* **WHAT THE TASK REQUIRES**
After reading each line of the entries, give the number of lines that contain "Average" and nothing else.

* **TASK DATA**
□ □ □ □ □

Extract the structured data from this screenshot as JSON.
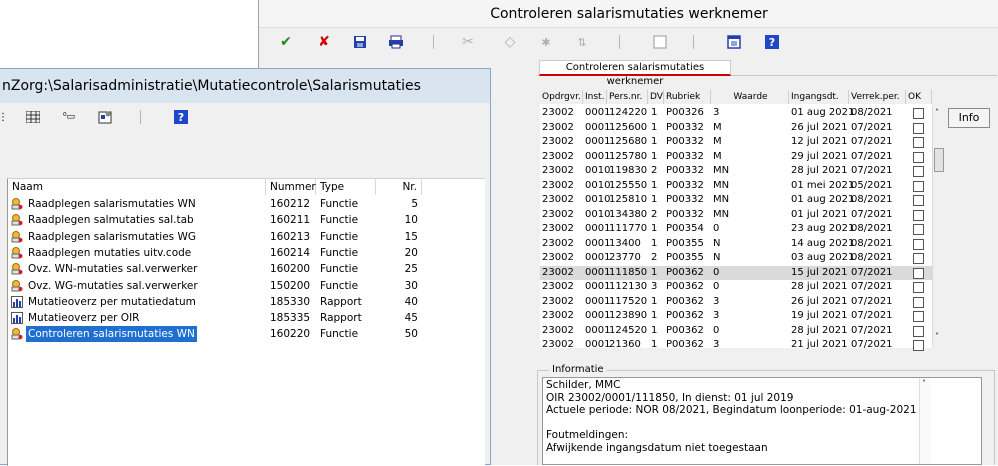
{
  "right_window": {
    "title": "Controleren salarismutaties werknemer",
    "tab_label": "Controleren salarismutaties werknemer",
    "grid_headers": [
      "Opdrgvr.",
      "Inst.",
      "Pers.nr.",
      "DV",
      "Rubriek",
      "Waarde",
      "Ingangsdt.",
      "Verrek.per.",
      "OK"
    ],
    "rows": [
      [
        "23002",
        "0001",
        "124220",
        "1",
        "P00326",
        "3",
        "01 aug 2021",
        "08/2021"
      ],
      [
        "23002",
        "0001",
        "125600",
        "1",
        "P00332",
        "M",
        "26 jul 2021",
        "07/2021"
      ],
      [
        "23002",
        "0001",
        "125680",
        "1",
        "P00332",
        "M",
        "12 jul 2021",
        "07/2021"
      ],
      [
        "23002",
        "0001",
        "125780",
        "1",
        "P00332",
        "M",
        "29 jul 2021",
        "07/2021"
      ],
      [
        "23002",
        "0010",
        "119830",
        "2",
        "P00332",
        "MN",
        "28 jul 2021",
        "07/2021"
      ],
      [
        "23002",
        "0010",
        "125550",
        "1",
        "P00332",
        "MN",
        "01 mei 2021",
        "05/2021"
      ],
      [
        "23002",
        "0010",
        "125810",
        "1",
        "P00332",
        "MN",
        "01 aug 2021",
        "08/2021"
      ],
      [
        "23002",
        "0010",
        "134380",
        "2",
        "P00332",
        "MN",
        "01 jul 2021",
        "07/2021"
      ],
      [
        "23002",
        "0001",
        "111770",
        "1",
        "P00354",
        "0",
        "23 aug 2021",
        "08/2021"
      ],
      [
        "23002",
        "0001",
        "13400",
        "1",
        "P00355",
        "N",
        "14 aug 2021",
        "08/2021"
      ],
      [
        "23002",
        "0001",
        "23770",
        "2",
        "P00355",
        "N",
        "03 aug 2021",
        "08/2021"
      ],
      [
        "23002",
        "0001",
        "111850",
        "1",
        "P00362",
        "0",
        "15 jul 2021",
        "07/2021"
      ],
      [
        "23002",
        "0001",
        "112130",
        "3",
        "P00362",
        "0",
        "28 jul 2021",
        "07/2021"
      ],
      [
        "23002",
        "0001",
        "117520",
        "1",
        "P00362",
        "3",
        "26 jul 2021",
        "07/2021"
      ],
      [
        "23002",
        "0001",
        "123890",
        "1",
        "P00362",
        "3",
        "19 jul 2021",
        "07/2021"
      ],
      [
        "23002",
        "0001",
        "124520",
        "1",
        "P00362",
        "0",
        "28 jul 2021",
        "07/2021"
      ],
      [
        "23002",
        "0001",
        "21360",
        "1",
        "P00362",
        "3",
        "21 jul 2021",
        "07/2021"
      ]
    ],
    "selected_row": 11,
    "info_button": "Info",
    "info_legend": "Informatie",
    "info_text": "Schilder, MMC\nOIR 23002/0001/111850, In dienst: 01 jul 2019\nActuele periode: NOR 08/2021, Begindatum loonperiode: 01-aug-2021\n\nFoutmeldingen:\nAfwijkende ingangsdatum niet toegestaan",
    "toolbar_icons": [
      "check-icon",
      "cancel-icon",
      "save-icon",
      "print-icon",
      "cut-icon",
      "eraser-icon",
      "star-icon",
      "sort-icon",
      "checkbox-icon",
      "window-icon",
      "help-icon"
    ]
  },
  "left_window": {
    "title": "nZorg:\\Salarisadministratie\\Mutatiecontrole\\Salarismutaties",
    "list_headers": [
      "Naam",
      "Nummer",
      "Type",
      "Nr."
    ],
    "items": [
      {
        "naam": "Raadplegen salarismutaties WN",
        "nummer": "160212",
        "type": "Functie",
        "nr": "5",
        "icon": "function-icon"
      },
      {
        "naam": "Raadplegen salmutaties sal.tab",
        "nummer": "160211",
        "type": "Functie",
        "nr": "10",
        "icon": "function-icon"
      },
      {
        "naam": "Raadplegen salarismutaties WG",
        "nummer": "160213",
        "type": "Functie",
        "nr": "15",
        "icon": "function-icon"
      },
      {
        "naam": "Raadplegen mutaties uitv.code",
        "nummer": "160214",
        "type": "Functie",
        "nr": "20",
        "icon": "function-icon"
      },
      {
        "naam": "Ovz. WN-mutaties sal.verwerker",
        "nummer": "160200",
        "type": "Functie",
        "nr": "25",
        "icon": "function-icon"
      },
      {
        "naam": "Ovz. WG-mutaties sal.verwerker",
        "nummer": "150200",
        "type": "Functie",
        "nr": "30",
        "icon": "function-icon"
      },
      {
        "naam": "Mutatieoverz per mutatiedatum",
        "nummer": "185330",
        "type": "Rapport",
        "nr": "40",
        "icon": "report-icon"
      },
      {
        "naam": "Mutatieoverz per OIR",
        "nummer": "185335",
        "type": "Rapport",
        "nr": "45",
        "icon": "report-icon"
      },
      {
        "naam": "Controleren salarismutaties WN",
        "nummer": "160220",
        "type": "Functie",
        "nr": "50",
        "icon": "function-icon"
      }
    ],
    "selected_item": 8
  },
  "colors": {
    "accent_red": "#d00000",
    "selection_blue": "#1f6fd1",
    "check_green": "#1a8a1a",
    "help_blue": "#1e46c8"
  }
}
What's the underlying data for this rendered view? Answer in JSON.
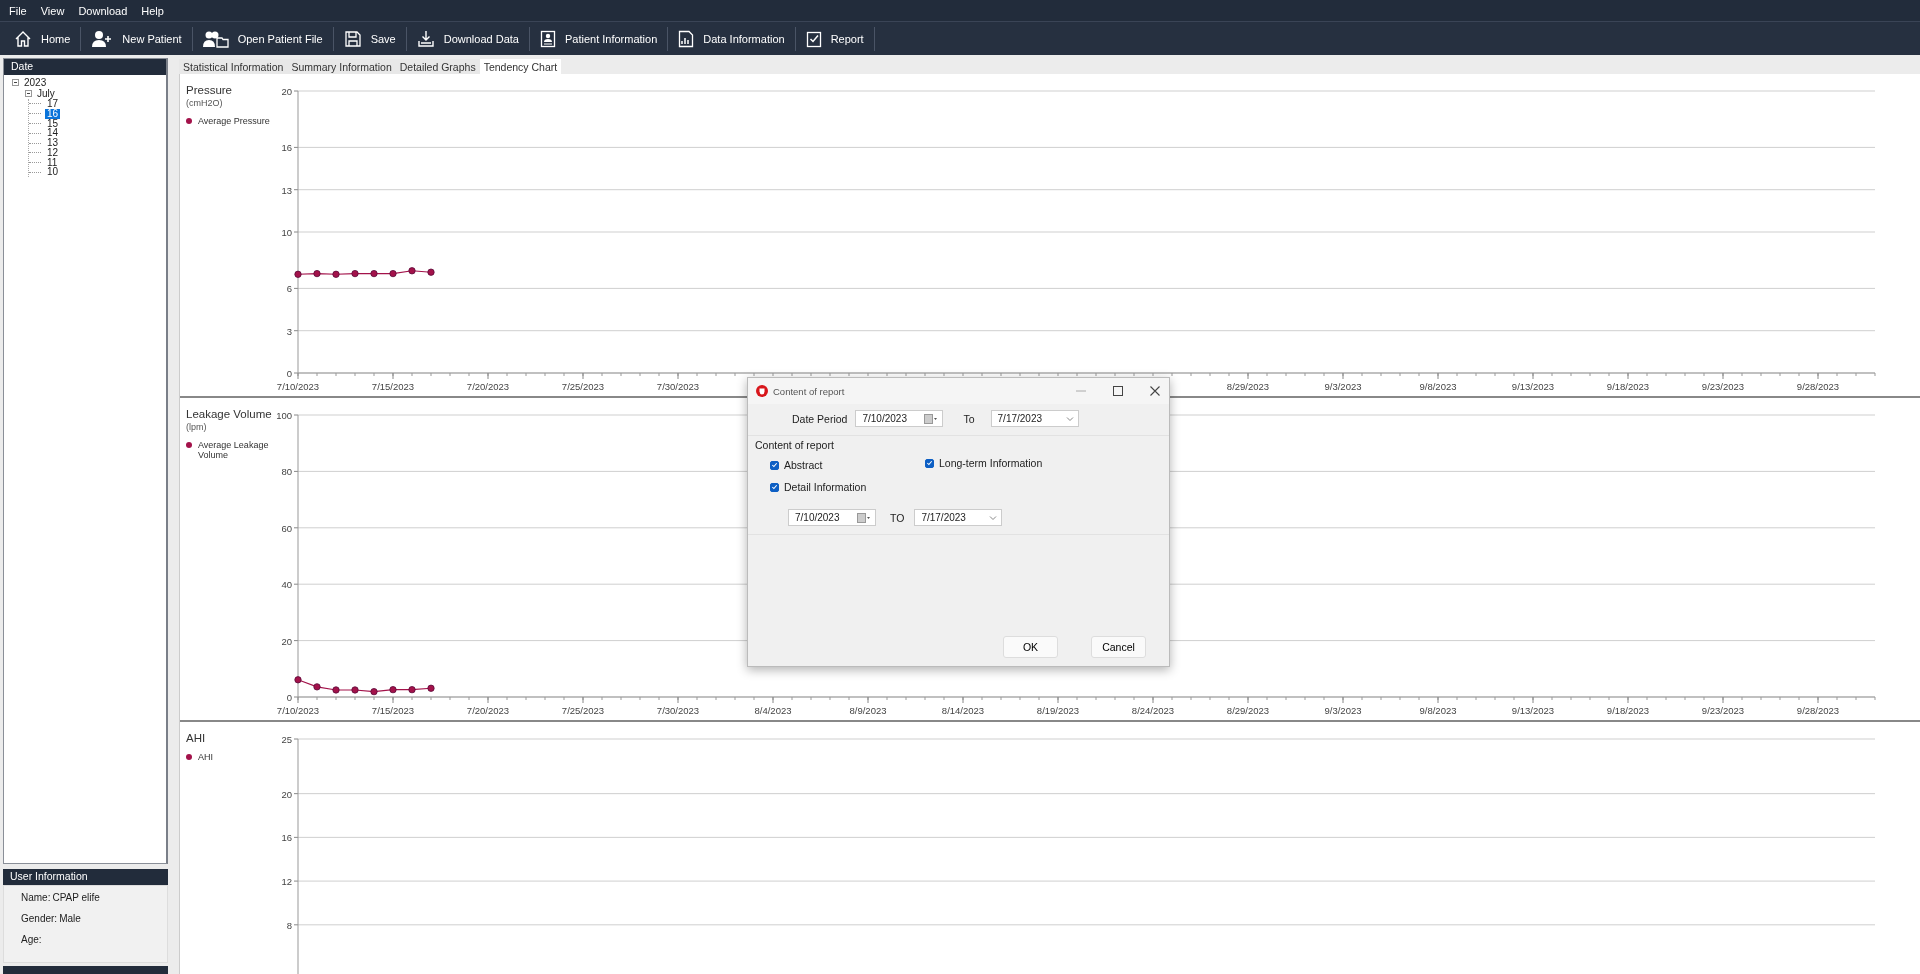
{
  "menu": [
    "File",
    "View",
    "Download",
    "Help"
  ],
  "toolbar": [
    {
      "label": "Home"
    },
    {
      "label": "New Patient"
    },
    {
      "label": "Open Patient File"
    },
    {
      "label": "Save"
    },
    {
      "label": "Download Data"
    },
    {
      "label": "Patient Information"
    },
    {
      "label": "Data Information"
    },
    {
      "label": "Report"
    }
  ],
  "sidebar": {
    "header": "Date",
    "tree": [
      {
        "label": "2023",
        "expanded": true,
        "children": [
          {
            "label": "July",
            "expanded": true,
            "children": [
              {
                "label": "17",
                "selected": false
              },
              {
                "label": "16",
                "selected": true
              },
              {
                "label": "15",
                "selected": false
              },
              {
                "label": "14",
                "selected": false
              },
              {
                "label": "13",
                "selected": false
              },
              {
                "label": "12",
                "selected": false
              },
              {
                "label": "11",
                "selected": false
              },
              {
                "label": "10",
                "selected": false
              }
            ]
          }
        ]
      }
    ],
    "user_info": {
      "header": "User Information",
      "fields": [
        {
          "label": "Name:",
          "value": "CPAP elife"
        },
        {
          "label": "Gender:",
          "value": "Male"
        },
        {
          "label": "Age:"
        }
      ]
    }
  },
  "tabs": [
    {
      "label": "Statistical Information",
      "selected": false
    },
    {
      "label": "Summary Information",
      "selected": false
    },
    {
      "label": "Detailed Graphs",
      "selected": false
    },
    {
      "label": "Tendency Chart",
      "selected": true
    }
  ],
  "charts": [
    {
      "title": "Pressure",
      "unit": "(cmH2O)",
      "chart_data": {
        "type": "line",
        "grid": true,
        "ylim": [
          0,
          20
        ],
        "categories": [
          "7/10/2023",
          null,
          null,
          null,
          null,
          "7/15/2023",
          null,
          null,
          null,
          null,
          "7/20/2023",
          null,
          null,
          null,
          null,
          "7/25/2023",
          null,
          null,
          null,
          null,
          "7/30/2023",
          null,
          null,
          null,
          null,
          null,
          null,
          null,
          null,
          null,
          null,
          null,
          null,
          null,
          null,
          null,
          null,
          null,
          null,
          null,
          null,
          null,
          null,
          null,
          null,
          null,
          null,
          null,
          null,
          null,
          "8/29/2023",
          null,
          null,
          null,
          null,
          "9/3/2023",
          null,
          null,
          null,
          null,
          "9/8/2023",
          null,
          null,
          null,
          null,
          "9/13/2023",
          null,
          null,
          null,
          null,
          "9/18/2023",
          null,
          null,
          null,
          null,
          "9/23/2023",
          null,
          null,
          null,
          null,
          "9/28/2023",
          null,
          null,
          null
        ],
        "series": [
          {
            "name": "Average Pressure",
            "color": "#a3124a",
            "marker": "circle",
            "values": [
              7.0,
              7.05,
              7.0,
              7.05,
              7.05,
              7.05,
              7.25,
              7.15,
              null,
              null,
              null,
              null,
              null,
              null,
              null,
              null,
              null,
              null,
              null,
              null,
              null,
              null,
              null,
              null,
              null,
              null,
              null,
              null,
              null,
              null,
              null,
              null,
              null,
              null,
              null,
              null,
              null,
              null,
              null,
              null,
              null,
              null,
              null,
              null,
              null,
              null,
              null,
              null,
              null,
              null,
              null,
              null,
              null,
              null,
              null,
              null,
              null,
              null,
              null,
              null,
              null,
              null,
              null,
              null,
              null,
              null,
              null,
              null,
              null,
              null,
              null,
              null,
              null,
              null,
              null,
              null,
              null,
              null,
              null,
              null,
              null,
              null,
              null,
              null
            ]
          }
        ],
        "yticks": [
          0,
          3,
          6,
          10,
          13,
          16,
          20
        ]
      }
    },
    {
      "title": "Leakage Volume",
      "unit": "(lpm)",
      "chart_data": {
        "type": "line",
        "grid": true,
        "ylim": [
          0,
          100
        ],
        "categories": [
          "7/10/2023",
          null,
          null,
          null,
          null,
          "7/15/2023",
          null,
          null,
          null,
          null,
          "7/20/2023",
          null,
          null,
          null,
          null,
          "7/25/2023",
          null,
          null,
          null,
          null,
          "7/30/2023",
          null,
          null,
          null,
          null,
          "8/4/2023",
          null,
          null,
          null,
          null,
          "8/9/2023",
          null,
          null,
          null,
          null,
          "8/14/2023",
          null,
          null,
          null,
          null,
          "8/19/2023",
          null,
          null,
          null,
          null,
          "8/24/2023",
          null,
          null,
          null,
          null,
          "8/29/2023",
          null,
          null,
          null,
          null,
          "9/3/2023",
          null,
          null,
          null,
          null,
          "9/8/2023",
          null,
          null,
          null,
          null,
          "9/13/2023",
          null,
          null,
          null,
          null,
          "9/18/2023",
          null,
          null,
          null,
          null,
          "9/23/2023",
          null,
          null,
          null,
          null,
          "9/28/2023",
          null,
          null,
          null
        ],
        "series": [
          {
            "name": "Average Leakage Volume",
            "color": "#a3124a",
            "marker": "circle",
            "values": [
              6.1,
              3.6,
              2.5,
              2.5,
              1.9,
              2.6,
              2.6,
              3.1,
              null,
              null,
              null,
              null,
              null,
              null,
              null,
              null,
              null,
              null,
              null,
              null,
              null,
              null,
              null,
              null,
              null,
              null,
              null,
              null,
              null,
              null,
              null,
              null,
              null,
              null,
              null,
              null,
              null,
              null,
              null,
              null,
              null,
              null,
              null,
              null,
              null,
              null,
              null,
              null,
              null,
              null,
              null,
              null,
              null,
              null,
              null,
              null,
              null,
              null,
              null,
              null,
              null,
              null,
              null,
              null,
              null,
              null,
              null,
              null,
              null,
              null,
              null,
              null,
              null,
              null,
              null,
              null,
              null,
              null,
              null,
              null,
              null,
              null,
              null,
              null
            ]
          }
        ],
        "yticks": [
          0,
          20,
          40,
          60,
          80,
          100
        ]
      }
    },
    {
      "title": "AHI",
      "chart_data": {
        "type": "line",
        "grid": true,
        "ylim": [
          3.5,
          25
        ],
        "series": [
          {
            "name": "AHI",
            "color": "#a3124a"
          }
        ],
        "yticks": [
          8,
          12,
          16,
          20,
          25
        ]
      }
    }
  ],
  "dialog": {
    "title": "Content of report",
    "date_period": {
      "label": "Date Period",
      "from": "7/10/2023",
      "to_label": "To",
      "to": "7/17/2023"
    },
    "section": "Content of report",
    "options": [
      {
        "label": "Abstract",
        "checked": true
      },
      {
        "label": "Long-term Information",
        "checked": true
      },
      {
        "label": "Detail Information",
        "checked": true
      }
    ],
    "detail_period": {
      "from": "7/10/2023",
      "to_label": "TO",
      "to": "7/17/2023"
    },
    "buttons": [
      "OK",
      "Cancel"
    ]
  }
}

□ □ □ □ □

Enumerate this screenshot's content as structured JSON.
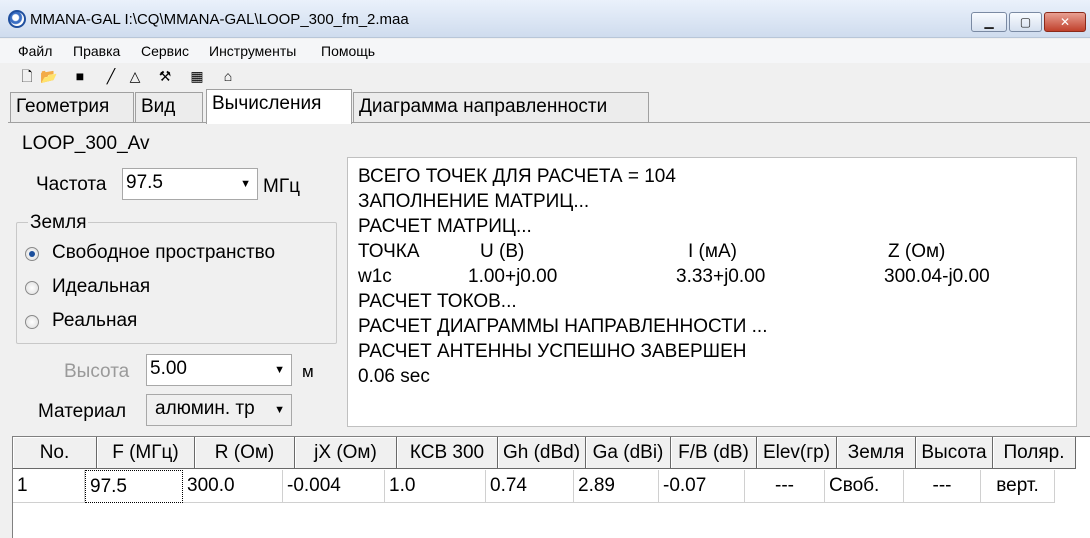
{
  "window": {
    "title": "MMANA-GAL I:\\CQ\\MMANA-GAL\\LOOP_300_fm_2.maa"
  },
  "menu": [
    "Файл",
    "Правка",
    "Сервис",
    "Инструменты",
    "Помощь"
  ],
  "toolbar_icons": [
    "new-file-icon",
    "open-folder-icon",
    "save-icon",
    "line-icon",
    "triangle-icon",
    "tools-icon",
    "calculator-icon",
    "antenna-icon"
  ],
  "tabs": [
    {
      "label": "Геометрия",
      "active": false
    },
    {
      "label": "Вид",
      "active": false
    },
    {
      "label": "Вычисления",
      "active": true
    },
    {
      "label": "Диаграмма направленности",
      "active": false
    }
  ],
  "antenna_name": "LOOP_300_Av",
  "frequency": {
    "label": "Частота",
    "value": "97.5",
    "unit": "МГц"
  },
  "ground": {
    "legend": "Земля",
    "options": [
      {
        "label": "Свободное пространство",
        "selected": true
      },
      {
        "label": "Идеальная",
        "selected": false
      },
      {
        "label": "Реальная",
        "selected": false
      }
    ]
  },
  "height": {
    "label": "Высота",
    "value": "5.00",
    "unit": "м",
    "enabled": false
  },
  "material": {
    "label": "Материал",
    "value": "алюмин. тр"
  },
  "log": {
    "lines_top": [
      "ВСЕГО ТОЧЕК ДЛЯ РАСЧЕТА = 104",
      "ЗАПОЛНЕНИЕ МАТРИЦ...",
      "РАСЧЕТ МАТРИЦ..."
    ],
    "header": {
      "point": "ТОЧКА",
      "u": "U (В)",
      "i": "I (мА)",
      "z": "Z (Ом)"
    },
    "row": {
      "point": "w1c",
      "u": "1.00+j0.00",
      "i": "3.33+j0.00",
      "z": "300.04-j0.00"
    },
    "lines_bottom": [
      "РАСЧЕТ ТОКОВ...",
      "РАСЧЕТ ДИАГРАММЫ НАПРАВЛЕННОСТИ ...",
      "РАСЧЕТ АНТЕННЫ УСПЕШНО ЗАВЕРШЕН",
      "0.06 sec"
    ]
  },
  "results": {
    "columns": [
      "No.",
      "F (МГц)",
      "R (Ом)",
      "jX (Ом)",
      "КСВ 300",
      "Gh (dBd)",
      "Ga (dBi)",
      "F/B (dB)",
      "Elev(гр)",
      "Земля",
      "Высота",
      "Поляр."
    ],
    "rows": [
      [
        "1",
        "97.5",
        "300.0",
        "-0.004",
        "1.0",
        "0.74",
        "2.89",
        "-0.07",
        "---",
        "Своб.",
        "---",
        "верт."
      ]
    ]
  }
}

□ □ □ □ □

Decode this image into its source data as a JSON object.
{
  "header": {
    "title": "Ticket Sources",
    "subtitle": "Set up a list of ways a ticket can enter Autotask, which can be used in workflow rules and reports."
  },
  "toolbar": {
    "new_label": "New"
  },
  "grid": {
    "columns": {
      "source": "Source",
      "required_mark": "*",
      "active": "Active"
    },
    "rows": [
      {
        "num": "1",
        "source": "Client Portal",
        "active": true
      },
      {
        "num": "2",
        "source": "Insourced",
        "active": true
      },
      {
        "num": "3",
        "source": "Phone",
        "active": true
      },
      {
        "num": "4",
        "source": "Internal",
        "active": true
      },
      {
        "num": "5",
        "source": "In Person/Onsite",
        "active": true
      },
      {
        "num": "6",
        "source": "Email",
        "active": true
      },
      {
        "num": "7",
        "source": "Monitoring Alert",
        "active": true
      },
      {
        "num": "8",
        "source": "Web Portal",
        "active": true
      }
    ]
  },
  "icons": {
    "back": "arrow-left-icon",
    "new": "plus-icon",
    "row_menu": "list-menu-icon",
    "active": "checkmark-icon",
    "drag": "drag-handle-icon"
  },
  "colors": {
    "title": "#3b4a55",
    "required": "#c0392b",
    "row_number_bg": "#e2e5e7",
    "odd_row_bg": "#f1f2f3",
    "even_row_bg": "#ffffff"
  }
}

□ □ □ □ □

* **TASK OUTPUT**
2